Doctors Gather in Support of EPA’s Carbon Rule
Dr. Alan Lockwood said he has seen way too many children in emergency rooms struggling to breathe while their parents look on confused and helpless.
That is why he and other health professionals from Physicians for Social Responsibility (PSR) support the Environmental Protection Agency’s (EPA) Clean Power Plan, which aims to limit carbon emissions from power plants and the effects of climate change.
The EPA projects that the plan could prevent up to 150,000 asthma attacks in children as well as 490,000 missed work and school days in 2030, which is when President Barack Obama hopes to decrease carbon dioxide by 30 percent.
“If we support the Clean Power Plant protections, better health (and) reduced healthcare costs await us,” Lockwood said. “If we don’t, the future will be clouded with severe weather events, increased storms, more heat related deaths and increasing costs to health.”
The EPA will begin conducting public hearings on the plan Thursday in Pittsburgh, Atlanta, Denver and Washington.
Dr. Catherine Thomasson, PSR Executive Director, said the EPA looked at each state and estimated the possibility of lowering carbon pollution from power plants by developing alternatives sources of electricity.
“There’s no pollution from energy efficiency using insolation, white roofs, efficient appliances and lighting and other measures, we could reduce our electricity needs by 50 percent,” Thomasson said. “What is the target for Pennsylvania based on the EPA’s calculation?

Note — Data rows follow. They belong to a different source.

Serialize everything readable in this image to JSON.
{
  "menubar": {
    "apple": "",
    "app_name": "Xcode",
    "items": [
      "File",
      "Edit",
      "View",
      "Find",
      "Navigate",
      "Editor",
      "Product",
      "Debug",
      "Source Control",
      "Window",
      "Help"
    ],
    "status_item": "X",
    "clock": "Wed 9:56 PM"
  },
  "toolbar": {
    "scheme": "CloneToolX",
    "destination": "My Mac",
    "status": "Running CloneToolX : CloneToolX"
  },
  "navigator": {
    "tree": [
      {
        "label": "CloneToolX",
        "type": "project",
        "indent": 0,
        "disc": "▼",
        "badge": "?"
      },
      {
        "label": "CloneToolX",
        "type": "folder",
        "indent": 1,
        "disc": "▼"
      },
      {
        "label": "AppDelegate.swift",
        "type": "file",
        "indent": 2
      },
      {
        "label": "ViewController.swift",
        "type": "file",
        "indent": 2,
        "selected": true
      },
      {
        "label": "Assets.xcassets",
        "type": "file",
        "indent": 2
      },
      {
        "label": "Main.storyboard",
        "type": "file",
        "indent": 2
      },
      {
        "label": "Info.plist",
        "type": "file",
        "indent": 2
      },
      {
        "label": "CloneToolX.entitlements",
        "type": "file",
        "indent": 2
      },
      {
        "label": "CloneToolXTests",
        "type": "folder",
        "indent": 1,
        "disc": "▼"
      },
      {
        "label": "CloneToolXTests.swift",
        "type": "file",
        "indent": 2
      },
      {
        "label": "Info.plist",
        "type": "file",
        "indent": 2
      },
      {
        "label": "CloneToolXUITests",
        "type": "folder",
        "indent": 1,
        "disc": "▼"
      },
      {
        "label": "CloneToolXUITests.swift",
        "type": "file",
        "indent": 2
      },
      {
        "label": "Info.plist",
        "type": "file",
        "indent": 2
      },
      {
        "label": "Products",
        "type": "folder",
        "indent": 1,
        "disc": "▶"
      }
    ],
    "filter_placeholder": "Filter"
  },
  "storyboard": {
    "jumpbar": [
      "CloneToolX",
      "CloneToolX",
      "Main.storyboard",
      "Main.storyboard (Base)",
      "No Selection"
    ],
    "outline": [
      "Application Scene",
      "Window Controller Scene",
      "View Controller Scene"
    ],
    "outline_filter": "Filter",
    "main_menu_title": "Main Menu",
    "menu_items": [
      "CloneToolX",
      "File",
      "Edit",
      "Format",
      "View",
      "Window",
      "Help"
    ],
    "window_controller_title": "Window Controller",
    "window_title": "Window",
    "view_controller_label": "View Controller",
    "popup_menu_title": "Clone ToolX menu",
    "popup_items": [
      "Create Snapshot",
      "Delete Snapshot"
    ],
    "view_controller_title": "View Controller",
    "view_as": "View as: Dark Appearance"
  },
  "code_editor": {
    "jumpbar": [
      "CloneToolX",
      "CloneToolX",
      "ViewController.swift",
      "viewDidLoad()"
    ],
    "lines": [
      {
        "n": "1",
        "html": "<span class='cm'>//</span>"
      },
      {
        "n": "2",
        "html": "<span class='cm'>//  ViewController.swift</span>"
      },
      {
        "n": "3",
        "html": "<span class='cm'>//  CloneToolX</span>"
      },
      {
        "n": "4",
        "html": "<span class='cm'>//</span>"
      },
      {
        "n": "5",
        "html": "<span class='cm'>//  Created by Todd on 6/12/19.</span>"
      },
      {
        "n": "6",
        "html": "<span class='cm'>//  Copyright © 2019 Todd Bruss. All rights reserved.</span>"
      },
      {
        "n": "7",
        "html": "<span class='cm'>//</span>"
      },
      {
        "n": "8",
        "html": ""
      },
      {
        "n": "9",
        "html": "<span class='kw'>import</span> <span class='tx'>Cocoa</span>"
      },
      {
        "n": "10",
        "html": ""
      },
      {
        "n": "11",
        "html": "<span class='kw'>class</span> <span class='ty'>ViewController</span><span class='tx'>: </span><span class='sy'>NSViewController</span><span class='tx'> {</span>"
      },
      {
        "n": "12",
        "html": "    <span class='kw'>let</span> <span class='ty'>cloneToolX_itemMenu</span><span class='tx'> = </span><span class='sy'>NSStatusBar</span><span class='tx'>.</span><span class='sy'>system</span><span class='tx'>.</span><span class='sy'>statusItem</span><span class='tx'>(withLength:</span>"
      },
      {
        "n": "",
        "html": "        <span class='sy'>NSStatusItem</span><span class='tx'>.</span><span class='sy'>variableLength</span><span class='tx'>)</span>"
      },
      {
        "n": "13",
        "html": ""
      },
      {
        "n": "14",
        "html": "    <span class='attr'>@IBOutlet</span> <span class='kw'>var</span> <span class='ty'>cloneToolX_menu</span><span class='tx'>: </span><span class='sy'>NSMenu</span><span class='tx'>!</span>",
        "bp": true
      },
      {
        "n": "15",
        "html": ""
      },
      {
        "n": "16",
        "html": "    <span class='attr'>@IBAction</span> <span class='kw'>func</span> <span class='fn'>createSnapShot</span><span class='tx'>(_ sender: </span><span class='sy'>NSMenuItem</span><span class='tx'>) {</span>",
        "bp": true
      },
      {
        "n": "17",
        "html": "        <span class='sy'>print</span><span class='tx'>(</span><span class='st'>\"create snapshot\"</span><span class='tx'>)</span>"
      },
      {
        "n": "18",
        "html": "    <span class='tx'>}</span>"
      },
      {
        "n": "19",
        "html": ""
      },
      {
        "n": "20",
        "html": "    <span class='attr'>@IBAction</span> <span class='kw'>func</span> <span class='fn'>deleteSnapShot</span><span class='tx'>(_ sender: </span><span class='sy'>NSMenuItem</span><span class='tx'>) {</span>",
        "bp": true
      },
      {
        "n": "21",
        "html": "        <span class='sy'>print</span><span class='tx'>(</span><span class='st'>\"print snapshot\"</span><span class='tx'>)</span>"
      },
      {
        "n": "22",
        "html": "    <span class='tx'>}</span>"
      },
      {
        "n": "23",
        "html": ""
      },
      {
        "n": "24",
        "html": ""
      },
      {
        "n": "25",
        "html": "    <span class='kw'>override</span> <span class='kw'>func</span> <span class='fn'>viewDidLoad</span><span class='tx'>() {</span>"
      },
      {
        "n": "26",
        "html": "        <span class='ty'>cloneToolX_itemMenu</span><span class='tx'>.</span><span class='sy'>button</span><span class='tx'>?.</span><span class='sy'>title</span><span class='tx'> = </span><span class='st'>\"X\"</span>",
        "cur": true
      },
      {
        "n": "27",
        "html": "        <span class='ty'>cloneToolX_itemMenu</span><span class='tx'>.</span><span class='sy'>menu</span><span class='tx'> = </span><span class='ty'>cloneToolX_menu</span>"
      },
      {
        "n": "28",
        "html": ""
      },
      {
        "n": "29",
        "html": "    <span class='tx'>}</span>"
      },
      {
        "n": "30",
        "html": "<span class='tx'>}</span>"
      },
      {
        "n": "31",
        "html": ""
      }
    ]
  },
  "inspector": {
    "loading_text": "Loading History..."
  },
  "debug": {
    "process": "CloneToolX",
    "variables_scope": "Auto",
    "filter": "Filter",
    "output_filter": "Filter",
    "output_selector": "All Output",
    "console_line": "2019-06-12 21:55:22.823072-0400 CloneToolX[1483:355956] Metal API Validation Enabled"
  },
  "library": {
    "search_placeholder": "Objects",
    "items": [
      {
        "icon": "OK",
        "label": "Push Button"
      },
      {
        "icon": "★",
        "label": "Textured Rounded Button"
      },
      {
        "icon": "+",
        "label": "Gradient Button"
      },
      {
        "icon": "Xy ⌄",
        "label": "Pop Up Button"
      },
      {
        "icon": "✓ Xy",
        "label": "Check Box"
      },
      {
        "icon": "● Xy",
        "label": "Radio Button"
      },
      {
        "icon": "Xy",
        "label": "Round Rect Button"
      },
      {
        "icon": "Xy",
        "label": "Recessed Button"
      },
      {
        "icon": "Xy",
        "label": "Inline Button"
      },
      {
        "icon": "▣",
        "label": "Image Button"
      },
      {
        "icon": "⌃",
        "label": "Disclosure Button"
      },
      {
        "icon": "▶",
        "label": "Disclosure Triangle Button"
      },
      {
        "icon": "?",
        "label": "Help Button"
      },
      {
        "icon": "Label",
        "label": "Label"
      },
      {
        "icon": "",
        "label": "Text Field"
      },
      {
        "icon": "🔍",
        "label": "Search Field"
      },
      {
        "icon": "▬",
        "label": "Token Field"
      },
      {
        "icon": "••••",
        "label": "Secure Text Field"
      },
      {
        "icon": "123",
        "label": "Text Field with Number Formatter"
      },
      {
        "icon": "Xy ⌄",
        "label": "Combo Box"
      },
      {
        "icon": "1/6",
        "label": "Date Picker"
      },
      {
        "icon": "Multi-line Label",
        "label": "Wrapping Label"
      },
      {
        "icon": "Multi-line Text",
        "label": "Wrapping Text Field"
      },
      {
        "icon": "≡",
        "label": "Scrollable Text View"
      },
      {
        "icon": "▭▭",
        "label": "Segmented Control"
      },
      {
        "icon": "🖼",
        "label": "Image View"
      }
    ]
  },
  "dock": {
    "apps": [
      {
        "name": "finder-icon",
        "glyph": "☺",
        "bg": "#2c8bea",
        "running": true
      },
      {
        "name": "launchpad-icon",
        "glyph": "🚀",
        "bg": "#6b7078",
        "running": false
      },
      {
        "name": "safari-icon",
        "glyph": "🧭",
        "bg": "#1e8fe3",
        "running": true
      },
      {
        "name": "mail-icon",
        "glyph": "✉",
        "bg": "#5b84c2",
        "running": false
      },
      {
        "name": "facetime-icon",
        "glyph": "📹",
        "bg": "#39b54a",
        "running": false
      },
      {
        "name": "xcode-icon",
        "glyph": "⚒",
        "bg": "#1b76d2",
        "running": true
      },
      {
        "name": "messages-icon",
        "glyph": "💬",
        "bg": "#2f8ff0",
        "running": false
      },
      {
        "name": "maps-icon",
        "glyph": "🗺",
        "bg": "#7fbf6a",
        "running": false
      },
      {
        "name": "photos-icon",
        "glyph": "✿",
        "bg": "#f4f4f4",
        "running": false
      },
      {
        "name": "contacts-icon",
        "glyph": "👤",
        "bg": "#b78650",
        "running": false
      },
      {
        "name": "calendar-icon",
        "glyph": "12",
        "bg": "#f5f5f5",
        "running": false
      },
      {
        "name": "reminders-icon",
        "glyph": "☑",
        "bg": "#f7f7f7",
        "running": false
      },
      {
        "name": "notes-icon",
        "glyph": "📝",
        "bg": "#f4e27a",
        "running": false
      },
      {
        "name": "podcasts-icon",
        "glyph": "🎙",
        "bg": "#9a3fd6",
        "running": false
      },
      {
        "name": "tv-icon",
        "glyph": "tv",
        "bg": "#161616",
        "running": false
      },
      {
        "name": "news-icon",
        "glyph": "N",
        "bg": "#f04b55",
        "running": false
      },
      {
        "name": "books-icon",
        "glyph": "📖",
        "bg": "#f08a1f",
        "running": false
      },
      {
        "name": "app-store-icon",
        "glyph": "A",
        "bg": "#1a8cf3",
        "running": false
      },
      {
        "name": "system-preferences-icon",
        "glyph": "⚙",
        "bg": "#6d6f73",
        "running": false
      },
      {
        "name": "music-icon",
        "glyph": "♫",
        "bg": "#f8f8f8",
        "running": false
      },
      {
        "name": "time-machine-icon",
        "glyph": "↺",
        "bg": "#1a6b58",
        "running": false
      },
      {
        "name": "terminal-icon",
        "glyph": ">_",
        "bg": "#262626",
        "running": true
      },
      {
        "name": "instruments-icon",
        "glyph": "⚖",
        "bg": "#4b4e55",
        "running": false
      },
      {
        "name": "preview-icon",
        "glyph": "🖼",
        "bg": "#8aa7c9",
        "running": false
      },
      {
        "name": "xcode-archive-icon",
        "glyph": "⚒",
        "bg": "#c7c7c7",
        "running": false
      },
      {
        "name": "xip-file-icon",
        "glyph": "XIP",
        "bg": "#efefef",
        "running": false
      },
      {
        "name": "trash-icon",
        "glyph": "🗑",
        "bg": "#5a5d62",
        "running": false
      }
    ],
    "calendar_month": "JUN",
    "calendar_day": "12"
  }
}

Twelve percent.”
While many Pennsylvanians, including Governor Tom Corbett, expressed concern that the new regulations would result in higher electricity bills, Thomasson disputes that.
“The cost of implementing energy efficiency is only 20 percent of that of building new power plants,” Thomasson said. “So it’s cost effective and lowers your electricity bill.”
According to PSR, each dollar invested in the EPA’s plan could result in a net of $7 in health benefits for American families.
Dr. Steven Moffic, former professor of psychiatry at the Medical College of Wisconsin, said the regulations could also help with mental health.
According to him, climate change increases alcohol and substance abuse, Post Traumatic Stress Disorder from super storms, schizophrenia and autism from small particles in the air that could affect the developing brain.
He compared climate change and its effects to the frog experiment.
“If you drop a frog into boiling water, what will it do? It will jump right out,” Moffic said. “But if you drop a frog into water which you very slowly increase in temperature, what do you think happens? It ends up being boiled, cooked and dies. We don’t want that to happen to our temperatures, right?”